A single count is required: the lines of the data below in which the word "icon" occurs.
[[ RECORDS SUPPLIED open ]]
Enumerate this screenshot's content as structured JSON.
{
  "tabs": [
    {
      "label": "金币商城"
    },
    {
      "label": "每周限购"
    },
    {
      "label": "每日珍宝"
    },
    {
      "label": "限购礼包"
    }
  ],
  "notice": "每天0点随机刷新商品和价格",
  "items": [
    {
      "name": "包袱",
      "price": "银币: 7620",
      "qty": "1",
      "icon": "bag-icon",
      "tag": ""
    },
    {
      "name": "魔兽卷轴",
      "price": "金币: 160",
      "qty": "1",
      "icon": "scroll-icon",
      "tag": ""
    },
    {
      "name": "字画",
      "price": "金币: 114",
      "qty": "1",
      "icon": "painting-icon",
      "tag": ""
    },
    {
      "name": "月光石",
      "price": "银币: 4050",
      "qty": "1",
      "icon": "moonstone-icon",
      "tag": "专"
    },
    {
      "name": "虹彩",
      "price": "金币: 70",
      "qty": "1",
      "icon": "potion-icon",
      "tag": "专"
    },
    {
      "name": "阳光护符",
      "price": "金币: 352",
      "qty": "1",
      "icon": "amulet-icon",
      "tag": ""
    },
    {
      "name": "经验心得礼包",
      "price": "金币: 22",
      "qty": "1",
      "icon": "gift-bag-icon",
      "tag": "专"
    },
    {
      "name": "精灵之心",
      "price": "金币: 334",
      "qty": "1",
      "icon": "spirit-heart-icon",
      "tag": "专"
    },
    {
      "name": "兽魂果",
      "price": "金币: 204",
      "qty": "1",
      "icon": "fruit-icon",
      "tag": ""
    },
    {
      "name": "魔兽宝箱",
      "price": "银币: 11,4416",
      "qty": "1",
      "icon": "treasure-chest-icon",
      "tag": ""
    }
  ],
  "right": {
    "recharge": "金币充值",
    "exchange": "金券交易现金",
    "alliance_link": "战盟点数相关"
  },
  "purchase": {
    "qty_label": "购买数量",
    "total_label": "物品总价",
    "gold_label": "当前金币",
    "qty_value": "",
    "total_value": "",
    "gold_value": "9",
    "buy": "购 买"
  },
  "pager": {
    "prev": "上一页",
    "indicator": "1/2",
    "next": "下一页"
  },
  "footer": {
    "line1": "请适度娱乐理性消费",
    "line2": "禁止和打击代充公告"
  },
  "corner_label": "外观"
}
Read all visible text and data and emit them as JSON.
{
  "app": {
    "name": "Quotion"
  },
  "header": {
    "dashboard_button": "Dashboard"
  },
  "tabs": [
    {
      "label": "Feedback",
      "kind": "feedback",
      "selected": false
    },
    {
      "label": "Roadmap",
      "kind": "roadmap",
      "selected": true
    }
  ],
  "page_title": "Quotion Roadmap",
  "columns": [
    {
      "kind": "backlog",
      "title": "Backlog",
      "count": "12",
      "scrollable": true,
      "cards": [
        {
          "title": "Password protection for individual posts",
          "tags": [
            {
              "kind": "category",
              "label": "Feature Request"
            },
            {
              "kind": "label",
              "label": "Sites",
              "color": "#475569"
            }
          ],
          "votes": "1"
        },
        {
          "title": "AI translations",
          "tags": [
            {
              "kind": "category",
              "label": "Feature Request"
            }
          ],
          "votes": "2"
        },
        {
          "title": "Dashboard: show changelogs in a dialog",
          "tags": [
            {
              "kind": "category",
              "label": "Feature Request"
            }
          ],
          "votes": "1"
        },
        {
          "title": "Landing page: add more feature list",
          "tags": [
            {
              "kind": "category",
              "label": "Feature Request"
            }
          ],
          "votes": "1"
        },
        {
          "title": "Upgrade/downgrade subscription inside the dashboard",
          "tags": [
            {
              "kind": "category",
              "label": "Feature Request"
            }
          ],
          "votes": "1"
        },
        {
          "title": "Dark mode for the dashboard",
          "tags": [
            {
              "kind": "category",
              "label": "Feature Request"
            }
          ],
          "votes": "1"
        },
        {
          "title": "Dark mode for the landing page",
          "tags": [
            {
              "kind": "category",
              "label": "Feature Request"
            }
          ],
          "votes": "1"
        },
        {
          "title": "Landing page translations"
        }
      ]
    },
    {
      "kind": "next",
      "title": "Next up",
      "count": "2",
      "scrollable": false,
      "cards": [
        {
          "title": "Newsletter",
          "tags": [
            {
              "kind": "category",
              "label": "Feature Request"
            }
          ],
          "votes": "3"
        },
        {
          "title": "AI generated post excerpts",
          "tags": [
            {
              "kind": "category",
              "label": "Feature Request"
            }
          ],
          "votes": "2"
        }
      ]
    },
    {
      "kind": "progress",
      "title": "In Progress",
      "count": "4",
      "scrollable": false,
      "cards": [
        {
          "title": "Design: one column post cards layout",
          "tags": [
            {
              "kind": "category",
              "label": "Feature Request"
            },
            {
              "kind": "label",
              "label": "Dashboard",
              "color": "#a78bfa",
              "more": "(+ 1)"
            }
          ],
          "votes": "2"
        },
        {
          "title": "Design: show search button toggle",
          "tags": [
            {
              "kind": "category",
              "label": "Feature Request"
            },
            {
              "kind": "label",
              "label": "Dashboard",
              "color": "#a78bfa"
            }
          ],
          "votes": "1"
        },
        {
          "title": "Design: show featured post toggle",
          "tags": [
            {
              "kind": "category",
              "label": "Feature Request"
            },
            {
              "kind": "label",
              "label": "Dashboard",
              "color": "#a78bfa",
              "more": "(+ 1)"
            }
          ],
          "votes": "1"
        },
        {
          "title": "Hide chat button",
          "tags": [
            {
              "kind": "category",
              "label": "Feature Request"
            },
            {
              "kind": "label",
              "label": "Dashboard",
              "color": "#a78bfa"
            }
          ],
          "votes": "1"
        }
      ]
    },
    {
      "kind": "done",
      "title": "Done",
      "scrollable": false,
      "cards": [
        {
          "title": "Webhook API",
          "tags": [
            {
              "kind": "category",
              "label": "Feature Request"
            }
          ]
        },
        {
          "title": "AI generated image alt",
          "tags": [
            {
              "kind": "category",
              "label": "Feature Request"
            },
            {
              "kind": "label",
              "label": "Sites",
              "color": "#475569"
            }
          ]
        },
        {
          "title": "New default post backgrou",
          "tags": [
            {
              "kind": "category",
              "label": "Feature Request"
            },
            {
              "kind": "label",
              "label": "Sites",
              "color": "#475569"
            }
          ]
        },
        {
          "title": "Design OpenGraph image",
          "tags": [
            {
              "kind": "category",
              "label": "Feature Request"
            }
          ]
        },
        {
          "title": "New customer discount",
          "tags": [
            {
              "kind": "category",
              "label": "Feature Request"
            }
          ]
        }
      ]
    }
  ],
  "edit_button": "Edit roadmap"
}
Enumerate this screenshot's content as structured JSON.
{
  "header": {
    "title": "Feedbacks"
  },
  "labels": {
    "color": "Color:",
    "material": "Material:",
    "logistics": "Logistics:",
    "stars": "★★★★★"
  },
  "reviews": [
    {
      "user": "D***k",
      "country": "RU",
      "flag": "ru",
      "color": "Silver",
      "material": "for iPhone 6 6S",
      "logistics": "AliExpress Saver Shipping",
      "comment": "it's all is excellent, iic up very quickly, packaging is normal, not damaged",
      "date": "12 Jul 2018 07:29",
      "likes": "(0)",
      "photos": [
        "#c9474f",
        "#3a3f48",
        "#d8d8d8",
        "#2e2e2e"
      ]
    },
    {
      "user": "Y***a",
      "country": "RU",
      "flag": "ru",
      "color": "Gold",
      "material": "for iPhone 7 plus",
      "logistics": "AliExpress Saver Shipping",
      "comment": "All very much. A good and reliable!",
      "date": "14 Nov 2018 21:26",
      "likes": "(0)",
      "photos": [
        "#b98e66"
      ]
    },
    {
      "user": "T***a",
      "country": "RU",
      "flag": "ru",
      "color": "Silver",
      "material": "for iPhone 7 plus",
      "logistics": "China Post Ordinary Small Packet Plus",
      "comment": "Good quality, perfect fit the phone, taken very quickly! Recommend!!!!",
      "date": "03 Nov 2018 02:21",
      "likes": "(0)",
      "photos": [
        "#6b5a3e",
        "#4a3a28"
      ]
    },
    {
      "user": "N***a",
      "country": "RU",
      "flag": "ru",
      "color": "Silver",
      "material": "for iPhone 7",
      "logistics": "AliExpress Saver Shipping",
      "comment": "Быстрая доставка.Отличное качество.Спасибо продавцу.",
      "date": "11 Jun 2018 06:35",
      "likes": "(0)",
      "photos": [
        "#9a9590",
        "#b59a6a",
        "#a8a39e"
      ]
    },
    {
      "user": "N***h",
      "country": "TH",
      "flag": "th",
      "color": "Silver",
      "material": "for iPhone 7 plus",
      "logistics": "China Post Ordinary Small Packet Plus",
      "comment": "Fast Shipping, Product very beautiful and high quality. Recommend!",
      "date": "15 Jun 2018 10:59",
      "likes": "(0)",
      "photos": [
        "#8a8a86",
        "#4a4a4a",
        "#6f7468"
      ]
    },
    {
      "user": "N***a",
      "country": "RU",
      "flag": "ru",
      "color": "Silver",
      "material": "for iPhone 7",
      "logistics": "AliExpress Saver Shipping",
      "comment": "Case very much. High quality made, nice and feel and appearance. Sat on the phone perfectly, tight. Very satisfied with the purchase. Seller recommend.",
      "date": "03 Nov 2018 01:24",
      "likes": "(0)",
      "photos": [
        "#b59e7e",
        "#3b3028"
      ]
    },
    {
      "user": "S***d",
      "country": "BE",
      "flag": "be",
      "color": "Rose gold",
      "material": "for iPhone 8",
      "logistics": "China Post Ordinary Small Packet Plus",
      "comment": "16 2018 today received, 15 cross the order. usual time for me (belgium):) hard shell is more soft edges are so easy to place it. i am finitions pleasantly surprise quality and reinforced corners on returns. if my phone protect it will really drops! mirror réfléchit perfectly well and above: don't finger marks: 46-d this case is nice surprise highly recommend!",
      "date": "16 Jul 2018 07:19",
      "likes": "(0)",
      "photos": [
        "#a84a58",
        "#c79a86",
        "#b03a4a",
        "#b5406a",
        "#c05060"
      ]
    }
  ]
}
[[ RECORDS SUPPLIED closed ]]
FINAL ANSWER. 10